1)  Collaboration [for teachers] is about student achievement. If every second of the planning is not dedicated to making sure students are learning what they need to learn and teachers are teaching what they need to teach, teachers aren’t collaborating.
2)  Collaboration is about contribution. We are creating a lot of common assessments to use for data reviews and planning.  I’m learning how critical it is for all teachers to productively and professionally scrutinize assessment items, all items, to make sure every assessment is the best assessment for measuring all of our desired goals. Some of our most unproductive meetings involve teachers taking other contributions at face value without reviewing them. This deprives everyone involved of the opportunity to grow.
3)  Collaboration is about protecting what’s valuable. We’ve learned protecting planning time is critical. West Middle School protects at least one day a week for teachers to plan. That time is as structured and planned as possible to ensure we efficiently use time. 

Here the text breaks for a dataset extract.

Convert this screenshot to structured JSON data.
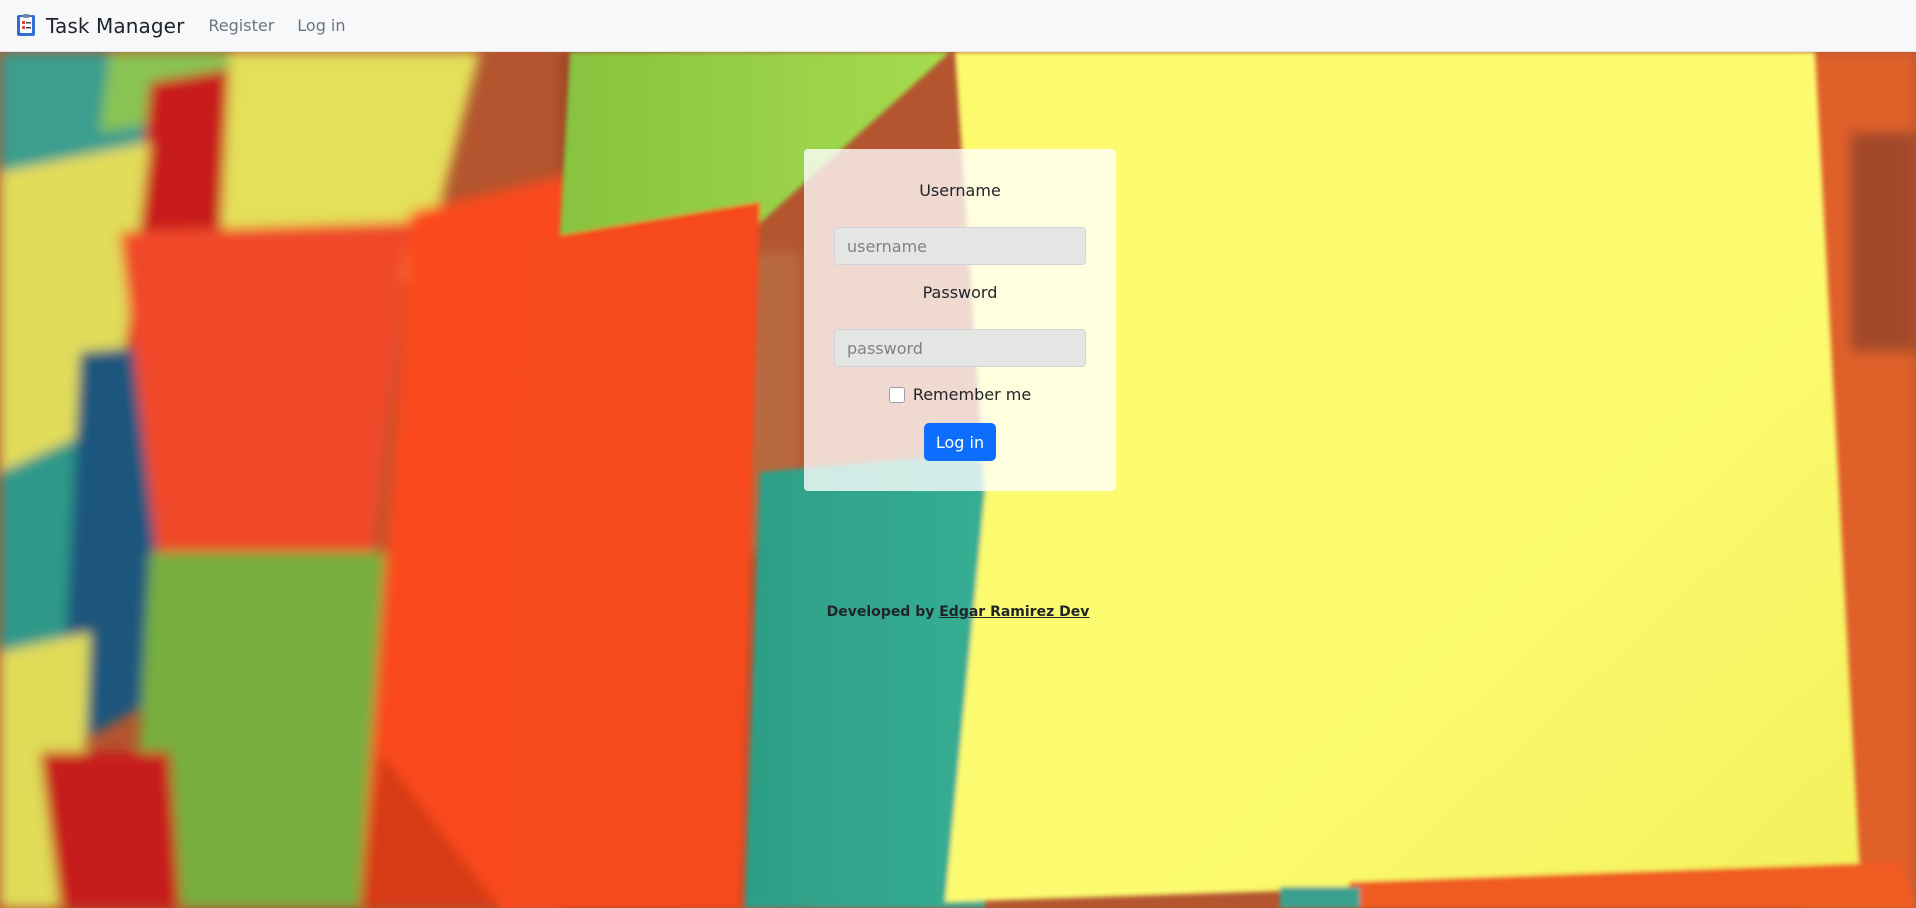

4) Collaboration is about being productive. Of all the lessons I’ve NOT learned over the years, I think this has been the most costly to students I’ve taught. Being more productive early would have meant serving more kids better. I am very happy to see the efforts are teachers are making this year, their productivity is already seen and appreciated.

Implemeting PLCs is having a lasting affect on our school culture. We have to remind ourselves that this is not an overnight process and we won’t see huge results overnight. But it’s hard to contain our collective enthusiasm – I think this is a side effect of us coming together and working hard towards our goals.

Great Test Taking Strategy

This was a good visit!
Today, we have a Club Schedule – this is  anopportunity for students to visit and participate in different clubs and interest groups sponsored by teachers. Its great to see that even on a not so regular day, there’s good teaching and good strategy implementation going on. Every minute is critical!

This visit was in a 7th Reading class. I love this reading strategy! Thanks to the 7th grader who helped explain the strategy and model it use for me.